◆ **MATERIAL FOR THE TASK**
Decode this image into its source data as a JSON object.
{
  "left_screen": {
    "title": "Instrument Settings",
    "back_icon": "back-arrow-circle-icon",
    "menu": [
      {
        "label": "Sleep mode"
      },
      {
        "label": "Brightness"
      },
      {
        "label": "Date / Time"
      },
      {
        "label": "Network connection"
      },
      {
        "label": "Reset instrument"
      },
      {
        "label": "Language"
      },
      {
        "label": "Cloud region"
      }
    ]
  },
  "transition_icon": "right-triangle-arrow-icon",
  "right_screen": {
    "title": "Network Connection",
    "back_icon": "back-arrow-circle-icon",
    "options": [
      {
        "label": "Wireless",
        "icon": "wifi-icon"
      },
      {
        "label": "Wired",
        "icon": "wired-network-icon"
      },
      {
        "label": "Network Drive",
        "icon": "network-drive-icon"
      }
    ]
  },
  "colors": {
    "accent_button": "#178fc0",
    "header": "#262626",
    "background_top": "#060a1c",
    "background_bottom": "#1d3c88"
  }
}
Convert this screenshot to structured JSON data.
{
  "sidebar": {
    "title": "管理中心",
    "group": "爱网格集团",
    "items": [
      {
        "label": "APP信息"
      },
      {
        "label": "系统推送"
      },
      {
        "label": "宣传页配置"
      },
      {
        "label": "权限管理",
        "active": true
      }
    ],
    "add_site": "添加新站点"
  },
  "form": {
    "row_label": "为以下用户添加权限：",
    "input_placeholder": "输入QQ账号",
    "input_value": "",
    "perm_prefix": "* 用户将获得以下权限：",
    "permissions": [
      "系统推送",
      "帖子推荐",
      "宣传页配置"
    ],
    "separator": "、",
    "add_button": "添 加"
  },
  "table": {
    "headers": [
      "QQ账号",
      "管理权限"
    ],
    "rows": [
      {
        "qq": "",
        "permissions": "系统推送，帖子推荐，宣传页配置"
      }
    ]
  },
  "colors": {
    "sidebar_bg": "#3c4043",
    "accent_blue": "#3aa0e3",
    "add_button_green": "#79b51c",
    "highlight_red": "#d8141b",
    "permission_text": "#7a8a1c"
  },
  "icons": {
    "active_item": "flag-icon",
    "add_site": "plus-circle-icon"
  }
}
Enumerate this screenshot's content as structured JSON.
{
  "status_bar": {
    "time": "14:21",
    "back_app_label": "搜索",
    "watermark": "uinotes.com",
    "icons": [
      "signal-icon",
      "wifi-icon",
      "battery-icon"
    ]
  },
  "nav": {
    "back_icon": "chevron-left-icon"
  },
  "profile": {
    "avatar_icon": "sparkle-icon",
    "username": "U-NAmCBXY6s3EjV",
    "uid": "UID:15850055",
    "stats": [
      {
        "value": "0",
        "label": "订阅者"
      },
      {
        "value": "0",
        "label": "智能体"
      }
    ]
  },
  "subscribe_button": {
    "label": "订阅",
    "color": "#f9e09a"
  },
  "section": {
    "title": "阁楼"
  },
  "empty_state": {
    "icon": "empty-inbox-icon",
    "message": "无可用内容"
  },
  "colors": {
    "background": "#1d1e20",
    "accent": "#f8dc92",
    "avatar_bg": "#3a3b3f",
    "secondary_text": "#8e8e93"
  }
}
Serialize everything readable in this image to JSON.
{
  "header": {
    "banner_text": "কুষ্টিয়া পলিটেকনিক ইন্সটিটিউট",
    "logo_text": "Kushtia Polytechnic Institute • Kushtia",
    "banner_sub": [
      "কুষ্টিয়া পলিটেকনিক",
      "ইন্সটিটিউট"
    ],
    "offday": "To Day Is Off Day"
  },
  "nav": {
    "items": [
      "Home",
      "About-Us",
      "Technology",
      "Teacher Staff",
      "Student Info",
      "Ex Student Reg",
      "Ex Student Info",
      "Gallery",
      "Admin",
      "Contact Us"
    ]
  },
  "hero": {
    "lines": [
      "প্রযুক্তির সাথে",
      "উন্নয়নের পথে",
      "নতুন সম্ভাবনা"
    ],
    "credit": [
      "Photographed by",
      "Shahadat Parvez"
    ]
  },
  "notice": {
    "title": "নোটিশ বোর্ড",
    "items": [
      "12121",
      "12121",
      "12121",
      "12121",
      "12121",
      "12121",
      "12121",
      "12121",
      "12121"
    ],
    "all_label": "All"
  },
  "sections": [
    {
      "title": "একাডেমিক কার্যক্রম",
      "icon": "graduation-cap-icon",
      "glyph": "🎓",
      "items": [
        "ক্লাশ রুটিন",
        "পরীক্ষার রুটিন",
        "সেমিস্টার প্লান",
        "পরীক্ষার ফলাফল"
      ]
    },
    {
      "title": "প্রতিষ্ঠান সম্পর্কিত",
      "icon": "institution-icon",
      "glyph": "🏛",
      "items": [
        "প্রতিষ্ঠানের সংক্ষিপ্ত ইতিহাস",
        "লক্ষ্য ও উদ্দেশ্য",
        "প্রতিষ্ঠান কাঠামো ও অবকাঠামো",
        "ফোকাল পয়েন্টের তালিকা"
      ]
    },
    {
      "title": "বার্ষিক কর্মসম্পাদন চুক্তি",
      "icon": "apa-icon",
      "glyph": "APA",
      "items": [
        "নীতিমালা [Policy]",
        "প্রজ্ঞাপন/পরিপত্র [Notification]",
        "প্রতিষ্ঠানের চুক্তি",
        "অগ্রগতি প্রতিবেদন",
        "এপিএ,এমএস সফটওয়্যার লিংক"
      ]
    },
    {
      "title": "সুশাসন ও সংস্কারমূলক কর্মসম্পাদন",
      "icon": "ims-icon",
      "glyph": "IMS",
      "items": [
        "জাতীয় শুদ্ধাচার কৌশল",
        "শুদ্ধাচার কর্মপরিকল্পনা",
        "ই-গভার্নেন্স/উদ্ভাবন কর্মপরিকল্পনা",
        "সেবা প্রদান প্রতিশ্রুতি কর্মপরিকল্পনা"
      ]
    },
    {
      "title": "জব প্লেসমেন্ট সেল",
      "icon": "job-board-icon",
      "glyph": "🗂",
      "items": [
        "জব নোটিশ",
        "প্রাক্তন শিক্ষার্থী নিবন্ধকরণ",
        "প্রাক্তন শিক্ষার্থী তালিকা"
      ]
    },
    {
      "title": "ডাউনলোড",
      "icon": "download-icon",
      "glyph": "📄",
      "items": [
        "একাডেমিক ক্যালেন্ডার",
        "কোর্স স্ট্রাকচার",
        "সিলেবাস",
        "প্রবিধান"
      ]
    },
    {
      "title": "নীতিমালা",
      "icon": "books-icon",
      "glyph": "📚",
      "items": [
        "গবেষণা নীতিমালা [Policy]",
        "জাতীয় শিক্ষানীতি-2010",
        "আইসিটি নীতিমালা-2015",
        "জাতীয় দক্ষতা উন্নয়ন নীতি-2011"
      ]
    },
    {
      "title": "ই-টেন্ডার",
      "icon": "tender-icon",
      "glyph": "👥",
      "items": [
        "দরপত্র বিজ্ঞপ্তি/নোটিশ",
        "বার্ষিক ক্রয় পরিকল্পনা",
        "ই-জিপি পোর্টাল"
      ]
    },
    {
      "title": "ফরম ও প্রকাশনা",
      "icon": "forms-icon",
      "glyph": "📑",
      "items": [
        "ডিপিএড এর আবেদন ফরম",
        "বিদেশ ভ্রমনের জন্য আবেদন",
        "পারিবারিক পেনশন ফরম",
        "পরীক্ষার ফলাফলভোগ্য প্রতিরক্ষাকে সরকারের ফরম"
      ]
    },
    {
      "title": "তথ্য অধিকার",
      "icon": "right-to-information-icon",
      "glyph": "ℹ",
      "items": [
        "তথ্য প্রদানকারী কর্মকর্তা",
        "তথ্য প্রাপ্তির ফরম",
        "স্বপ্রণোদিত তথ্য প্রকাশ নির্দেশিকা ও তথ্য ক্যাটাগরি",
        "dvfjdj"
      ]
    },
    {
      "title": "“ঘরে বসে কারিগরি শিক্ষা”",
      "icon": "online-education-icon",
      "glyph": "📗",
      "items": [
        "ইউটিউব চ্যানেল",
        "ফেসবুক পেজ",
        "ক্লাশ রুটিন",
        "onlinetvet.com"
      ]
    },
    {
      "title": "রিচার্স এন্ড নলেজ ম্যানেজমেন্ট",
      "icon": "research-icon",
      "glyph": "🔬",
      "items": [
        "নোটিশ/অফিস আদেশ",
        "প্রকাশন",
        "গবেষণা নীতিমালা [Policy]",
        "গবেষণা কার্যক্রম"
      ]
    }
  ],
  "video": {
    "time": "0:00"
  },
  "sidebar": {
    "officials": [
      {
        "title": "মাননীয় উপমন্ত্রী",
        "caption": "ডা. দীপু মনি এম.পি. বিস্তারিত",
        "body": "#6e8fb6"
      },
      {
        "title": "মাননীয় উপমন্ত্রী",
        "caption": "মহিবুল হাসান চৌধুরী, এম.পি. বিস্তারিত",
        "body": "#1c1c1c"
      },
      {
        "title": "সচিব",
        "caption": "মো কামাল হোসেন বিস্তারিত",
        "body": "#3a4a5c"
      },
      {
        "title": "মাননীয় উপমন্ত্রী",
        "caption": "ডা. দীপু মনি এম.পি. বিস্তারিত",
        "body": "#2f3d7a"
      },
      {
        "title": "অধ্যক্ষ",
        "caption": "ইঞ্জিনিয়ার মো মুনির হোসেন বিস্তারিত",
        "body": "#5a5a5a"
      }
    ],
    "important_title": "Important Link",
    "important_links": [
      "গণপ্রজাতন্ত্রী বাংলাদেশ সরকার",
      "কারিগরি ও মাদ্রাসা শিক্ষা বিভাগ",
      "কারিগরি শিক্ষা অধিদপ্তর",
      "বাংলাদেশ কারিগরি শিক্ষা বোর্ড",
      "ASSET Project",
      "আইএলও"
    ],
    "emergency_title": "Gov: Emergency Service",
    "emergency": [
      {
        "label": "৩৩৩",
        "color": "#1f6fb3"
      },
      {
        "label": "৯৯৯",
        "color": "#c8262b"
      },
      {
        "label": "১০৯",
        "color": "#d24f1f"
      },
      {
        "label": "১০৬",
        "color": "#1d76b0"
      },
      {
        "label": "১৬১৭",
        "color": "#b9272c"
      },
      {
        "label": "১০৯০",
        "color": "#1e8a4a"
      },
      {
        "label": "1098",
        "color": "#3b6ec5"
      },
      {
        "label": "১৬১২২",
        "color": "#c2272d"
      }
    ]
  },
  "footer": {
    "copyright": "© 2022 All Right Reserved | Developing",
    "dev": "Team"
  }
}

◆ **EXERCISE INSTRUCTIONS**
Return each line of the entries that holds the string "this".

◆ **EXPECTED ANSWER**
Decode this image into its source data as a JSON object.
Convert this screenshot to structured JSON data.
Enumerate this screenshot's content as structured JSON.
Serialize everything readable in this image to JSON.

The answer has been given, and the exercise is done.